_DESCRIPTION OF THE TASK_
The answer should match the records character for character.
------ GIVEN RECORDS
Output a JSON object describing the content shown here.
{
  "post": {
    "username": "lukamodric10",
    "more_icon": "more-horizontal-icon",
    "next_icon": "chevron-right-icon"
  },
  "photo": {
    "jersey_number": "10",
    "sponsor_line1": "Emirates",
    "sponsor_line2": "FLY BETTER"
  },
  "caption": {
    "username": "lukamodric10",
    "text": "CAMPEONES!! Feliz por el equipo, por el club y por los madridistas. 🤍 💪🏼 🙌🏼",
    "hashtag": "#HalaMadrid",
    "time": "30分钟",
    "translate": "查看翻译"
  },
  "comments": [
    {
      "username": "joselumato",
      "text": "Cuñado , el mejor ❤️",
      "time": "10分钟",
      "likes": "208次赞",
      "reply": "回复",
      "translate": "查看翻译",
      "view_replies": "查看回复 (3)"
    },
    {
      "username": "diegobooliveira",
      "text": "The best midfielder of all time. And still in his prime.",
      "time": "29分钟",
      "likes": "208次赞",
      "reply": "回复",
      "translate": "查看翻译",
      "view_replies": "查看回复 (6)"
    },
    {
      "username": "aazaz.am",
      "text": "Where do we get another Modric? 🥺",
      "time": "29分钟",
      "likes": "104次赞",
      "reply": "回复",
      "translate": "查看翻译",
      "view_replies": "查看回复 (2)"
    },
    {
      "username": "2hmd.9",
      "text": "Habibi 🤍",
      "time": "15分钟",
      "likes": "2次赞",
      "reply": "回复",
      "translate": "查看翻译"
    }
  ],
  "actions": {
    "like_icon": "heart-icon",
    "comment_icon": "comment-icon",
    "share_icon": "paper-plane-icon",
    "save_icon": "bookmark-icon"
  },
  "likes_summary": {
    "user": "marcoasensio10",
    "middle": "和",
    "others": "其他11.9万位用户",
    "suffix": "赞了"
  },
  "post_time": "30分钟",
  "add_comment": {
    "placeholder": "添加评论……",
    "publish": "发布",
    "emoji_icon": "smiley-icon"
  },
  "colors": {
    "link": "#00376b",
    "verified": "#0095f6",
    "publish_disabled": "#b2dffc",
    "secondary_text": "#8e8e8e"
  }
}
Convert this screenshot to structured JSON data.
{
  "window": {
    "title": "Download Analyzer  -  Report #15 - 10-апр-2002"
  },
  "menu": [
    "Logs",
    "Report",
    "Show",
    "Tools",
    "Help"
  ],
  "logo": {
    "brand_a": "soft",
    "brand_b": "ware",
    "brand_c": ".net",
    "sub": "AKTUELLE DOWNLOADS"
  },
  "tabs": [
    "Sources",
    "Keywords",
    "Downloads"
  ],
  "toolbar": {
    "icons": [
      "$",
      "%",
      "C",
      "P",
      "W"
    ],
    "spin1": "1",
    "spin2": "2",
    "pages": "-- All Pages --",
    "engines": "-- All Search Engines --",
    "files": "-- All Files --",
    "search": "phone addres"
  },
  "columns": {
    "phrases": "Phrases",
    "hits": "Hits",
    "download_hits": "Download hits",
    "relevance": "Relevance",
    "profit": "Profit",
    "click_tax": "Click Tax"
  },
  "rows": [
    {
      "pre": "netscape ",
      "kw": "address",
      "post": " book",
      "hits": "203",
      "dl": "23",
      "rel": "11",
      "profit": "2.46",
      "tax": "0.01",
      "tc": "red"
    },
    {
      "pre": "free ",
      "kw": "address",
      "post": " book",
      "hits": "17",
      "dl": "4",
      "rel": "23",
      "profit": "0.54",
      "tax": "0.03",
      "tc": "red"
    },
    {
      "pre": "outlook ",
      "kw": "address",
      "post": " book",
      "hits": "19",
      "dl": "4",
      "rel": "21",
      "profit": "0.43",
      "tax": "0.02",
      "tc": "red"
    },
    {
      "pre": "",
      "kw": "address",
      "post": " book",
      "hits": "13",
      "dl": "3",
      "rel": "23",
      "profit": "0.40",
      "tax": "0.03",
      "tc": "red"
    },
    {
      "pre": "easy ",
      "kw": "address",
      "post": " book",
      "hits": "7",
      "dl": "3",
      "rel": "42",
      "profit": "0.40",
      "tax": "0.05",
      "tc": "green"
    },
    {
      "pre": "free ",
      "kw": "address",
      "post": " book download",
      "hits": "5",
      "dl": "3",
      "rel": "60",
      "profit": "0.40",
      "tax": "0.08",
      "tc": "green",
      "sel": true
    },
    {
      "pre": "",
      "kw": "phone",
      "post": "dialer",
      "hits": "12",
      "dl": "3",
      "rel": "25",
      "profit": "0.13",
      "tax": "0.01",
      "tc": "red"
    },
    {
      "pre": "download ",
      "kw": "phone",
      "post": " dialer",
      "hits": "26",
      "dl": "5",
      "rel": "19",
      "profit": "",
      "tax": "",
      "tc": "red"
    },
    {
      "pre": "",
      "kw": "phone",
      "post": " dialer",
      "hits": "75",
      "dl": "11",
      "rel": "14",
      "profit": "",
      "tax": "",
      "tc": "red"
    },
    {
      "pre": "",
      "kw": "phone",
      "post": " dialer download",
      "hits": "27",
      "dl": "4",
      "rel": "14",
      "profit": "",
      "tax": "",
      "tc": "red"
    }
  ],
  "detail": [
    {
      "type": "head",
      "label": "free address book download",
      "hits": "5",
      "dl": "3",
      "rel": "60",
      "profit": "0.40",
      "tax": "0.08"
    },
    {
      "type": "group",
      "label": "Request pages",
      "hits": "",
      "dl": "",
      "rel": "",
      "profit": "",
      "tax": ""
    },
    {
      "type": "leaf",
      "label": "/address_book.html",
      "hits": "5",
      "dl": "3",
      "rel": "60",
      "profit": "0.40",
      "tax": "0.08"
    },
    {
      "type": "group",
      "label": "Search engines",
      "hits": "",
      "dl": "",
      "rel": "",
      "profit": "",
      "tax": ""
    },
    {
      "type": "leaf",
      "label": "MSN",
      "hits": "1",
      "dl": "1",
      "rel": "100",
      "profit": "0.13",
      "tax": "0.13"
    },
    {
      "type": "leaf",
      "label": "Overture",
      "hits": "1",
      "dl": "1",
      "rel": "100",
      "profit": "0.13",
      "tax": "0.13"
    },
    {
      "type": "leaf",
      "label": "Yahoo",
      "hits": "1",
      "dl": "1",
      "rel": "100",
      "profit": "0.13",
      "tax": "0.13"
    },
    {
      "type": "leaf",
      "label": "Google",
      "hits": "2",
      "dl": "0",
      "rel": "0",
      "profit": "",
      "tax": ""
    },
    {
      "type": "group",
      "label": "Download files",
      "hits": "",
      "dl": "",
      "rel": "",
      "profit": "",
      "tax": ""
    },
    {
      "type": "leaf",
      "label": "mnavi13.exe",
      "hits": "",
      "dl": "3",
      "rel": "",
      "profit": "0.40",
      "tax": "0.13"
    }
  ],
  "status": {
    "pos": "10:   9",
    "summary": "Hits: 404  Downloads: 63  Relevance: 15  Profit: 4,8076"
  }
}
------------
_RESPONSE FOR THIS EXERCISE_
Output a JSON object describing the content shown here.
{
  "post": {
    "username": "lukamodric10",
    "more_icon": "more-horizontal-icon",
    "next_icon": "chevron-right-icon"
  },
  "photo": {
    "jersey_number": "10",
    "sponsor_line1": "Emirates",
    "sponsor_line2": "FLY BETTER"
  },
  "caption": {
    "username": "lukamodric10",
    "text": "CAMPEONES!! Feliz por el equipo, por el club y por los madridistas. 🤍 💪🏼 🙌🏼",
    "hashtag": "#HalaMadrid",
    "time": "30分钟",
    "translate": "查看翻译"
  },
  "comments": [
    {
      "username": "joselumato",
      "text": "Cuñado , el mejor ❤️",
      "time": "10分钟",
      "likes": "208次赞",
      "reply": "回复",
      "translate": "查看翻译",
      "view_replies": "查看回复 (3)"
    },
    {
      "username": "diegobooliveira",
      "text": "The best midfielder of all time. And still in his prime.",
      "time": "29分钟",
      "likes": "208次赞",
      "reply": "回复",
      "translate": "查看翻译",
      "view_replies": "查看回复 (6)"
    },
    {
      "username": "aazaz.am",
      "text": "Where do we get another Modric? 🥺",
      "time": "29分钟",
      "likes": "104次赞",
      "reply": "回复",
      "translate": "查看翻译",
      "view_replies": "查看回复 (2)"
    },
    {
      "username": "2hmd.9",
      "text": "Habibi 🤍",
      "time": "15分钟",
      "likes": "2次赞",
      "reply": "回复",
      "translate": "查看翻译"
    }
  ],
  "actions": {
    "like_icon": "heart-icon",
    "comment_icon": "comment-icon",
    "share_icon": "paper-plane-icon",
    "save_icon": "bookmark-icon"
  },
  "likes_summary": {
    "user": "marcoasensio10",
    "middle": "和",
    "others": "其他11.9万位用户",
    "suffix": "赞了"
  },
  "post_time": "30分钟",
  "add_comment": {
    "placeholder": "添加评论……",
    "publish": "发布",
    "emoji_icon": "smiley-icon"
  },
  "colors": {
    "link": "#00376b",
    "verified": "#0095f6",
    "publish_disabled": "#b2dffc",
    "secondary_text": "#8e8e8e"
  }
}
Convert this screenshot to structured JSON data.
{
  "window": {
    "title": "Download Analyzer  -  Report #15 - 10-апр-2002"
  },
  "menu": [
    "Logs",
    "Report",
    "Show",
    "Tools",
    "Help"
  ],
  "logo": {
    "brand_a": "soft",
    "brand_b": "ware",
    "brand_c": ".net",
    "sub": "AKTUELLE DOWNLOADS"
  },
  "tabs": [
    "Sources",
    "Keywords",
    "Downloads"
  ],
  "toolbar": {
    "icons": [
      "$",
      "%",
      "C",
      "P",
      "W"
    ],
    "spin1": "1",
    "spin2": "2",
    "pages": "-- All Pages --",
    "engines": "-- All Search Engines --",
    "files": "-- All Files --",
    "search": "phone addres"
  },
  "columns": {
    "phrases": "Phrases",
    "hits": "Hits",
    "download_hits": "Download hits",
    "relevance": "Relevance",
    "profit": "Profit",
    "click_tax": "Click Tax"
  },
  "rows": [
    {
      "pre": "netscape ",
      "kw": "address",
      "post": " book",
      "hits": "203",
      "dl": "23",
      "rel": "11",
      "profit": "2.46",
      "tax": "0.01",
      "tc": "red"
    },
    {
      "pre": "free ",
      "kw": "address",
      "post": " book",
      "hits": "17",
      "dl": "4",
      "rel": "23",
      "profit": "0.54",
      "tax": "0.03",
      "tc": "red"
    },
    {
      "pre": "outlook ",
      "kw": "address",
      "post": " book",
      "hits": "19",
      "dl": "4",
      "rel": "21",
      "profit": "0.43",
      "tax": "0.02",
      "tc": "red"
    },
    {
      "pre": "",
      "kw": "address",
      "post": " book",
      "hits": "13",
      "dl": "3",
      "rel": "23",
      "profit": "0.40",
      "tax": "0.03",
      "tc": "red"
    },
    {
      "pre": "easy ",
      "kw": "address",
      "post": " book",
      "hits": "7",
      "dl": "3",
      "rel": "42",
      "profit": "0.40",
      "tax": "0.05",
      "tc": "green"
    },
    {
      "pre": "free ",
      "kw": "address",
      "post": " book download",
      "hits": "5",
      "dl": "3",
      "rel": "60",
      "profit": "0.40",
      "tax": "0.08",
      "tc": "green",
      "sel": true
    },
    {
      "pre": "",
      "kw": "phone",
      "post": "dialer",
      "hits": "12",
      "dl": "3",
      "rel": "25",
      "profit": "0.13",
      "tax": "0.01",
      "tc": "red"
    },
    {
      "pre": "download ",
      "kw": "phone",
      "post": " dialer",
      "hits": "26",
      "dl": "5",
      "rel": "19",
      "profit": "",
      "tax": "",
      "tc": "red"
    },
    {
      "pre": "",
      "kw": "phone",
      "post": " dialer",
      "hits": "75",
      "dl": "11",
      "rel": "14",
      "profit": "",
      "tax": "",
      "tc": "red"
    },
    {
      "pre": "",
      "kw": "phone",
      "post": " dialer download",
      "hits": "27",
      "dl": "4",
      "rel": "14",
      "profit": "",
      "tax": "",
      "tc": "red"
    }
  ],
  "detail": [
    {
      "type": "head",
      "label": "free address book download",
      "hits": "5",
      "dl": "3",
      "rel": "60",
      "profit": "0.40",
      "tax": "0.08"
    },
    {
      "type": "group",
      "label": "Request pages",
      "hits": "",
      "dl": "",
      "rel": "",
      "profit": "",
      "tax": ""
    },
    {
      "type": "leaf",
      "label": "/address_book.html",
      "hits": "5",
      "dl": "3",
      "rel": "60",
      "profit": "0.40",
      "tax": "0.08"
    },
    {
      "type": "group",
      "label": "Search engines",
      "hits": "",
      "dl": "",
      "rel": "",
      "profit": "",
      "tax": ""
    },
    {
      "type": "leaf",
      "label": "MSN",
      "hits": "1",
      "dl": "1",
      "rel": "100",
      "profit": "0.13",
      "tax": "0.13"
    },
    {
      "type": "leaf",
      "label": "Overture",
      "hits": "1",
      "dl": "1",
      "rel": "100",
      "profit": "0.13",
      "tax": "0.13"
    },
    {
      "type": "leaf",
      "label": "Yahoo",
      "hits": "1",
      "dl": "1",
      "rel": "100",
      "profit": "0.13",
      "tax": "0.13"
    },
    {
      "type": "leaf",
      "label": "Google",
      "hits": "2",
      "dl": "0",
      "rel": "0",
      "profit": "",
      "tax": ""
    },
    {
      "type": "group",
      "label": "Download files",
      "hits": "",
      "dl": "",
      "rel": "",
      "profit": "",
      "tax": ""
    },
    {
      "type": "leaf",
      "label": "mnavi13.exe",
      "hits": "",
      "dl": "3",
      "rel": "",
      "profit": "0.40",
      "tax": "0.13"
    }
  ],
  "status": {
    "pos": "10:   9",
    "summary": "Hits: 404  Downloads: 63  Relevance: 15  Profit: 4,8076"
  }
}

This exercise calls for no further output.